PROBLEM DESCRIPTION
What you produce should be every line from the data that includes "live".

Entries from a dataset of interfaces:

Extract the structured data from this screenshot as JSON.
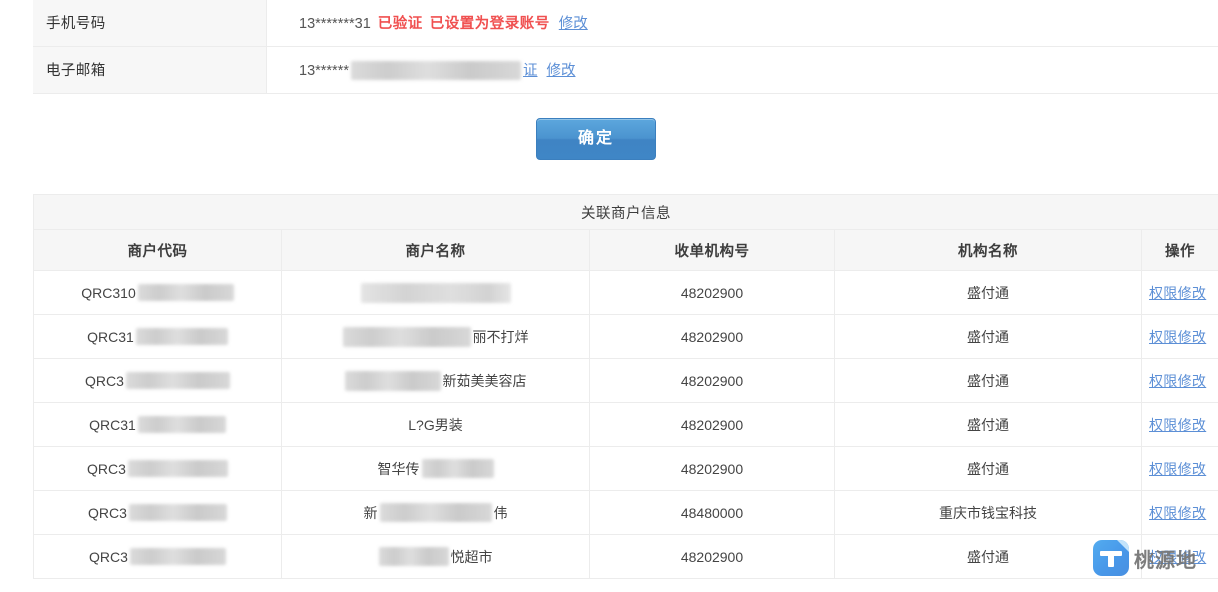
{
  "account_info": {
    "rows": [
      {
        "label": "手机号码",
        "value_prefix": "13*******31",
        "status_verified": "已验证",
        "status_login": "已设置为登录账号",
        "edit_link": "修改",
        "redacted": false
      },
      {
        "label": "电子邮箱",
        "value_prefix": "13******",
        "verify_link": "证",
        "edit_link": "修改",
        "redacted": true
      }
    ]
  },
  "confirm_button": {
    "label": "确定"
  },
  "merchant_table": {
    "title": "关联商户信息",
    "columns": [
      "商户代码",
      "商户名称",
      "收单机构号",
      "机构名称",
      "操作"
    ],
    "action_label": "权限修改",
    "rows": [
      {
        "code": "QRC310",
        "code_redacted": true,
        "name": "",
        "name_redacted": true,
        "acquirer": "48202900",
        "org": "盛付通",
        "action": "权限修改"
      },
      {
        "code": "QRC31",
        "code_redacted": true,
        "name": "丽不打烊",
        "name_redacted": true,
        "acquirer": "48202900",
        "org": "盛付通",
        "action": "权限修改"
      },
      {
        "code": "QRC3",
        "code_redacted": true,
        "name": "新茹美美容店",
        "name_redacted": true,
        "acquirer": "48202900",
        "org": "盛付通",
        "action": "权限修改"
      },
      {
        "code": "QRC31",
        "code_redacted": true,
        "name": "L?G男装",
        "name_redacted": false,
        "acquirer": "48202900",
        "org": "盛付通",
        "action": "权限修改"
      },
      {
        "code": "QRC3",
        "code_redacted": true,
        "name": "智华传",
        "name_redacted": true,
        "acquirer": "48202900",
        "org": "盛付通",
        "action": "权限修改"
      },
      {
        "code": "QRC3",
        "code_redacted": true,
        "name": "新",
        "name_suffix": "伟",
        "name_redacted": true,
        "acquirer": "48480000",
        "org": "重庆市钱宝科技",
        "action": "权限修改"
      },
      {
        "code": "QRC3",
        "code_redacted": true,
        "name": "悦超市",
        "name_redacted": true,
        "acquirer": "48202900",
        "org": "盛付通",
        "action": "权限修改"
      }
    ]
  },
  "watermark": {
    "text": "桃源地",
    "logo_letter": "T"
  },
  "colors": {
    "link": "#5c8fd6",
    "status_red": "#f05050",
    "button": "#4b93cf",
    "header_bg": "#f6f6f6",
    "border": "#ececec"
  }
}
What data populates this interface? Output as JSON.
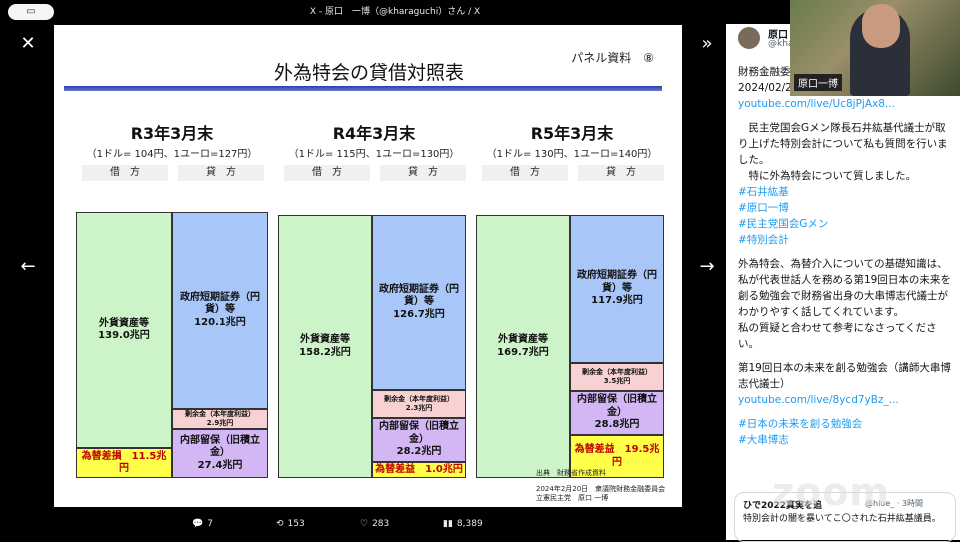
{
  "window": {
    "title": "X - 原口　一博（@kharaguchi）さん / X",
    "pill_label": "▭"
  },
  "slide": {
    "panel_note": "パネル資料　⑧",
    "title": "外為特会の貸借対照表",
    "columns": [
      {
        "heading": "R3年3月末",
        "rate": "（1ドル= 104円、1ユーロ=127円）",
        "left_hdr": "借　方",
        "right_hdr": "貸　方",
        "asset": [
          "外貨資産等",
          "139.0兆円"
        ],
        "liab": [
          "政府短期証券（円貨）等",
          "120.1兆円"
        ],
        "surplus": [
          "剰余金（本年度利益）",
          "2.9兆円"
        ],
        "reserve": [
          "内部留保（旧積立金）",
          "27.4兆円"
        ],
        "fx": "為替差損　11.5兆円"
      },
      {
        "heading": "R4年3月末",
        "rate": "（1ドル= 115円、1ユーロ=130円）",
        "left_hdr": "借　方",
        "right_hdr": "貸　方",
        "asset": [
          "外貨資産等",
          "158.2兆円"
        ],
        "liab": [
          "政府短期証券（円貨）等",
          "126.7兆円"
        ],
        "surplus": [
          "剰余金（本年度利益）",
          "2.3兆円"
        ],
        "reserve": [
          "内部留保（旧積立金）",
          "28.2兆円"
        ],
        "fx": "為替差益　1.0兆円"
      },
      {
        "heading": "R5年3月末",
        "rate": "（1ドル= 130円、1ユーロ=140円）",
        "left_hdr": "借　方",
        "right_hdr": "貸　方",
        "asset": [
          "外貨資産等",
          "169.7兆円"
        ],
        "liab": [
          "政府短期証券（円貨）等",
          "117.9兆円"
        ],
        "surplus": [
          "剰余金（本年度利益）",
          "3.5兆円"
        ],
        "reserve": [
          "内部留保（旧積立金）",
          "28.8兆円"
        ],
        "fx": "為替差益　19.5兆円"
      }
    ],
    "source": "出典　財務省作成資料",
    "footer_lines": [
      "2024年2月20日　衆議院財務金融委員会",
      "立憲民主党　原口 一博"
    ]
  },
  "actions": {
    "replies": "7",
    "reposts": "153",
    "likes": "283",
    "views": "8,389"
  },
  "sidebar": {
    "name": "原口",
    "handle": "@kha",
    "lines": [
      {
        "text": "財務金融委",
        "link": false
      },
      {
        "text": "2024/02/20",
        "link": false
      },
      {
        "text": "youtube.com/live/Uc8jPjAx8...",
        "link": true
      },
      {
        "text": "",
        "link": false
      },
      {
        "text": "　民主党国会Gメン隊長石井紘基代議士が取り上げた特別会計について私も質問を行いました。",
        "link": false
      },
      {
        "text": "　特に外為特会について質しました。",
        "link": false
      },
      {
        "text": "#石井紘基",
        "link": true
      },
      {
        "text": "#原口一博",
        "link": true
      },
      {
        "text": "#民主党国会Gメン",
        "link": true
      },
      {
        "text": "#特別会計",
        "link": true
      },
      {
        "text": "",
        "link": false
      },
      {
        "text": "外為特会、為替介入についての基礎知識は、私が代表世話人を務める第19回日本の未来を創る勉強会で財務省出身の大串博志代議士がわかりやすく話してくれています。",
        "link": false
      },
      {
        "text": "私の質疑と合わせて参考になさってください。",
        "link": false
      },
      {
        "text": "",
        "link": false
      },
      {
        "text": "第19回日本の未来を創る勉強会（講師大串博志代議士）",
        "link": false
      },
      {
        "text": "youtube.com/live/8ycd7yBz_...",
        "link": true
      },
      {
        "text": "",
        "link": false
      },
      {
        "text": "#日本の未来を創る勉強会",
        "link": true
      },
      {
        "text": "#大串博志",
        "link": true
      }
    ],
    "quote_head": "ひで2022真実を追",
    "quote_handle": "@hiue_ · 3時間",
    "quote_text": "特別会計の闇を暴いてこ〇された石井紘基議員。"
  },
  "video": {
    "caption": "原口一博"
  },
  "watermark": "zoom"
}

OUTPUT
        "text": "youtube.com/live/Uc8jPjAx8...",
        "text": "youtube.com/live/8ycd7yBz_...",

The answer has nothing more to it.